Your job is to return each record exactly, minus any pictures.

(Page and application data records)
┄┄┄┄┄┄┄┄┄┄
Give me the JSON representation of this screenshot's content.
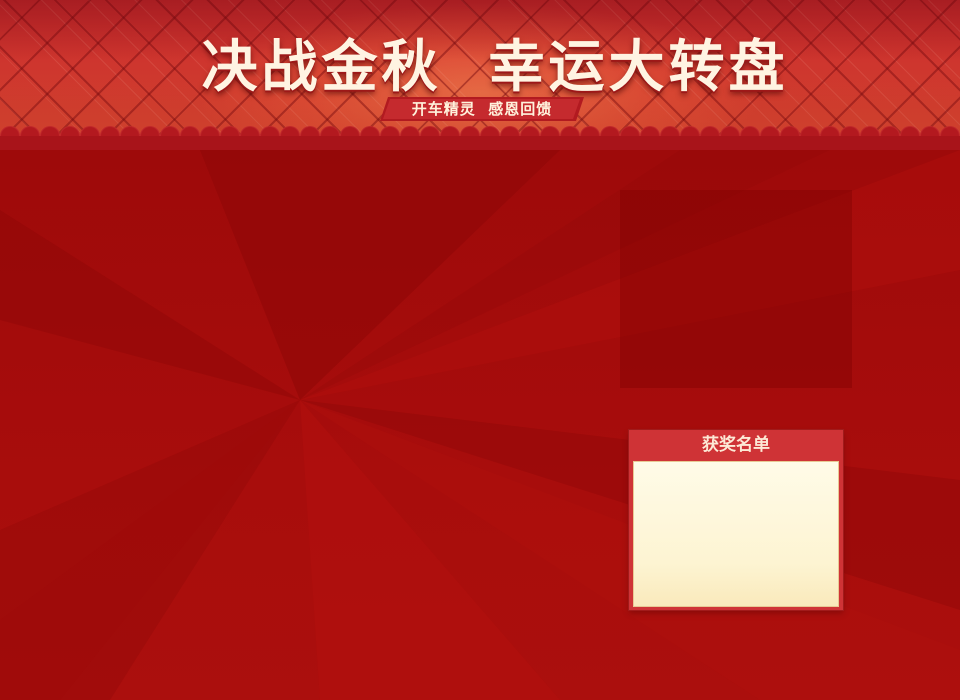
{
  "header": {
    "title": "决战金秋  幸运大转盘",
    "subtitle": "开车精灵  感恩回馈"
  },
  "winners": {
    "title": "获奖名单",
    "entries": []
  },
  "colors": {
    "page_background": "#a60b0b",
    "header_red": "#d23a2f",
    "title_text": "#fff4e2",
    "ribbon": "#c0232a",
    "panel_border": "#cf3336",
    "list_background": "#fffbe8"
  },
  "icons": [
    "scallop-border-decoration",
    "light-rays-background"
  ]
}
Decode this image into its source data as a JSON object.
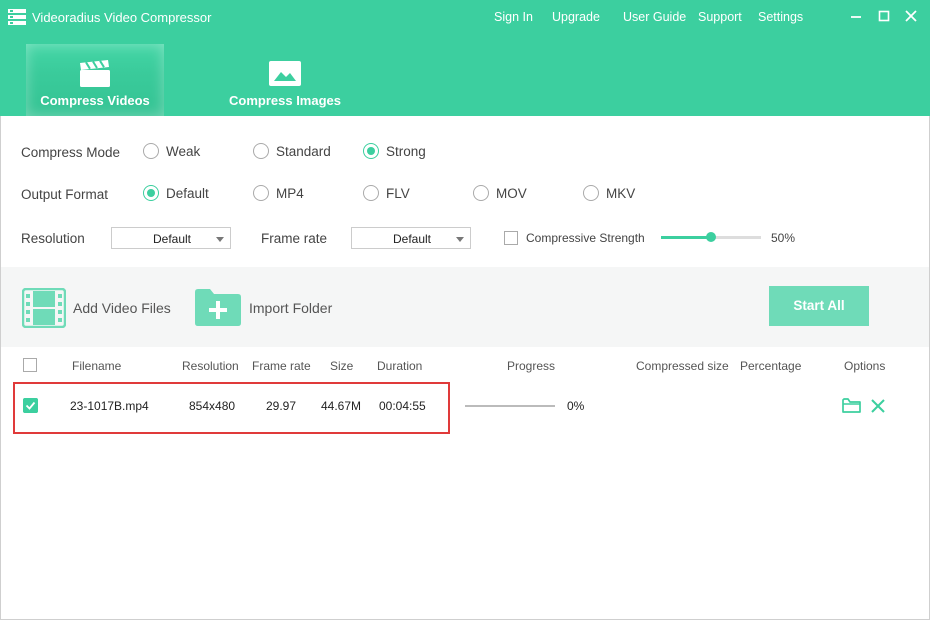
{
  "app": {
    "title": "Videoradius Video Compressor",
    "accent_color": "#3ccf9f",
    "nav": [
      "Sign In",
      "Upgrade",
      "User Guide",
      "Support",
      "Settings"
    ]
  },
  "tabs": [
    {
      "label": "Compress Videos",
      "icon": "clapperboard-icon",
      "active": true
    },
    {
      "label": "Compress Images",
      "icon": "image-icon",
      "active": false
    }
  ],
  "settings": {
    "compress_mode": {
      "label": "Compress Mode",
      "options": [
        "Weak",
        "Standard",
        "Strong"
      ],
      "selected": "Strong"
    },
    "output_format": {
      "label": "Output Format",
      "options": [
        "Default",
        "MP4",
        "FLV",
        "MOV",
        "MKV"
      ],
      "selected": "Default"
    },
    "resolution": {
      "label": "Resolution",
      "value": "Default"
    },
    "frame_rate": {
      "label": "Frame rate",
      "value": "Default"
    },
    "compressive_strength": {
      "label": "Compressive Strength",
      "checked": false,
      "value": "50%",
      "level": 0.5
    }
  },
  "toolbar": {
    "add_files": "Add Video Files",
    "import_folder": "Import Folder",
    "start_all": "Start All"
  },
  "table": {
    "headers": {
      "filename": "Filename",
      "resolution": "Resolution",
      "frame_rate": "Frame rate",
      "size": "Size",
      "duration": "Duration",
      "progress": "Progress",
      "compressed_size": "Compressed size",
      "percentage": "Percentage",
      "options": "Options"
    },
    "rows": [
      {
        "checked": true,
        "filename": "23-1017B.mp4",
        "resolution": "854x480",
        "frame_rate": "29.97",
        "size": "44.67M",
        "duration": "00:04:55",
        "progress": "0%",
        "compressed_size": "",
        "percentage": ""
      }
    ]
  }
}
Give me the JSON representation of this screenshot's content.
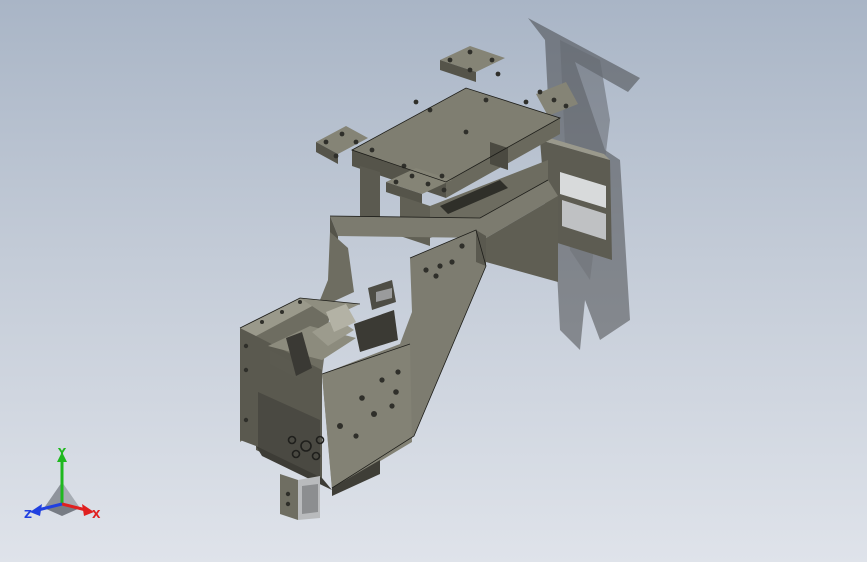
{
  "viewport": {
    "background_top": "#a9b5c6",
    "background_bottom": "#dfe3ea",
    "model": {
      "body_color": "#6f6e62",
      "face_color": "#8a897b",
      "shadow_color": "#2b2b2b",
      "rail_color": "#c9cbcc"
    }
  },
  "triad": {
    "x_label": "X",
    "y_label": "Y",
    "z_label": "Z",
    "x_color": "#e02020",
    "y_color": "#1fb81f",
    "z_color": "#2040e0"
  }
}
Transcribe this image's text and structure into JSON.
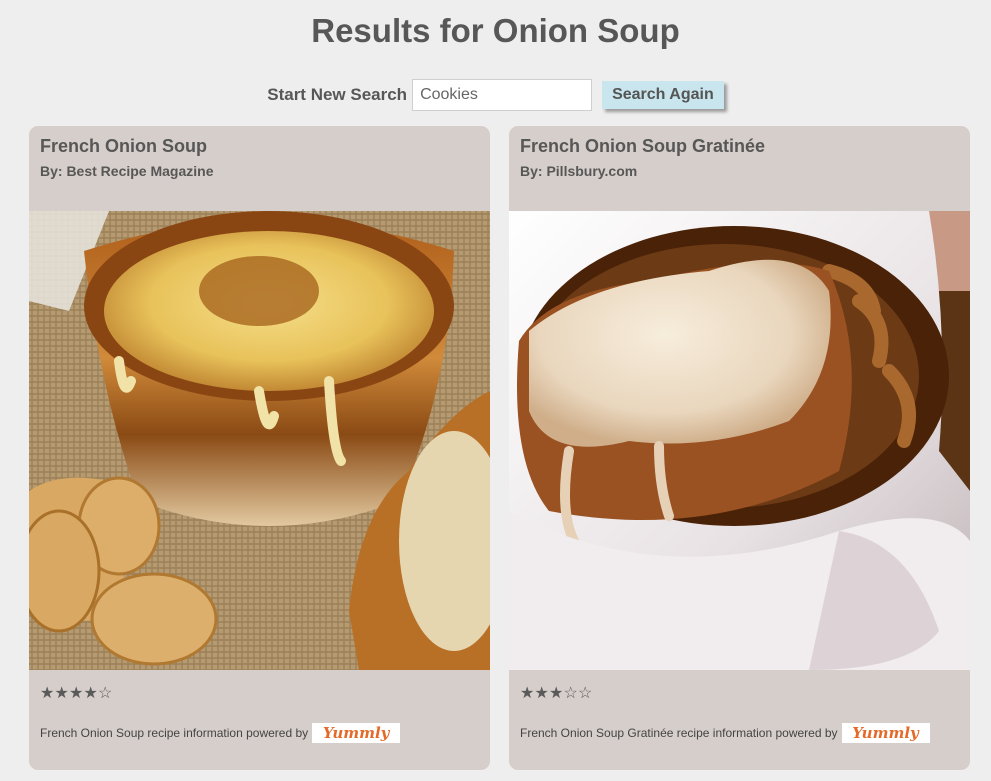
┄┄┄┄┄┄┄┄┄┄
▶ The answer
Give me the JSON representation of this screenshot's content.
{
  "header": {
    "title": "决战金秋  幸运大转盘",
    "subtitle": "开车精灵  感恩回馈"
  },
  "winners": {
    "title": "获奖名单",
    "entries": []
  },
  "colors": {
    "page_background": "#a60b0b",
    "header_red": "#d23a2f",
    "title_text": "#fff4e2",
    "ribbon": "#c0232a",
    "panel_border": "#cf3336",
    "list_background": "#fffbe8"
  },
  "icons": [
    "scallop-border-decoration",
    "light-rays-background"
  ]
}
Decode this image into its source data as a JSON object.
{
  "app": {
    "title": "Videoradius Video Compressor",
    "accent_color": "#3ccf9f",
    "nav": [
      "Sign In",
      "Upgrade",
      "User Guide",
      "Support",
      "Settings"
    ]
  },
  "tabs": [
    {
      "label": "Compress Videos",
      "icon": "clapperboard-icon",
      "active": true
    },
    {
      "label": "Compress Images",
      "icon": "image-icon",
      "active": false
    }
  ],
  "settings": {
    "compress_mode": {
      "label": "Compress Mode",
      "options": [
        "Weak",
        "Standard",
        "Strong"
      ],
      "selected": "Strong"
    },
    "output_format": {
      "label": "Output Format",
      "options": [
        "Default",
        "MP4",
        "FLV",
        "MOV",
        "MKV"
      ],
      "selected": "Default"
    },
    "resolution": {
      "label": "Resolution",
      "value": "Default"
    },
    "frame_rate": {
      "label": "Frame rate",
      "value": "Default"
    },
    "compressive_strength": {
      "label": "Compressive Strength",
      "checked": false,
      "value": "50%",
      "level": 0.5
    }
  },
  "toolbar": {
    "add_files": "Add Video Files",
    "import_folder": "Import Folder",
    "start_all": "Start All"
  },
  "table": {
    "headers": {
      "filename": "Filename",
      "resolution": "Resolution",
      "frame_rate": "Frame rate",
      "size": "Size",
      "duration": "Duration",
      "progress": "Progress",
      "compressed_size": "Compressed size",
      "percentage": "Percentage",
      "options": "Options"
    },
    "rows": [
      {
        "checked": true,
        "filename": "23-1017B.mp4",
        "resolution": "854x480",
        "frame_rate": "29.97",
        "size": "44.67M",
        "duration": "00:04:55",
        "progress": "0%",
        "compressed_size": "",
        "percentage": ""
      }
    ]
  }
}
Give me the JSON representation of this screenshot's content.
{
  "viewport": {
    "background_top": "#a9b5c6",
    "background_bottom": "#dfe3ea",
    "model": {
      "body_color": "#6f6e62",
      "face_color": "#8a897b",
      "shadow_color": "#2b2b2b",
      "rail_color": "#c9cbcc"
    }
  },
  "triad": {
    "x_label": "X",
    "y_label": "Y",
    "z_label": "Z",
    "x_color": "#e02020",
    "y_color": "#1fb81f",
    "z_color": "#2040e0"
  }
}
Transcribe this image's text and structure into JSON.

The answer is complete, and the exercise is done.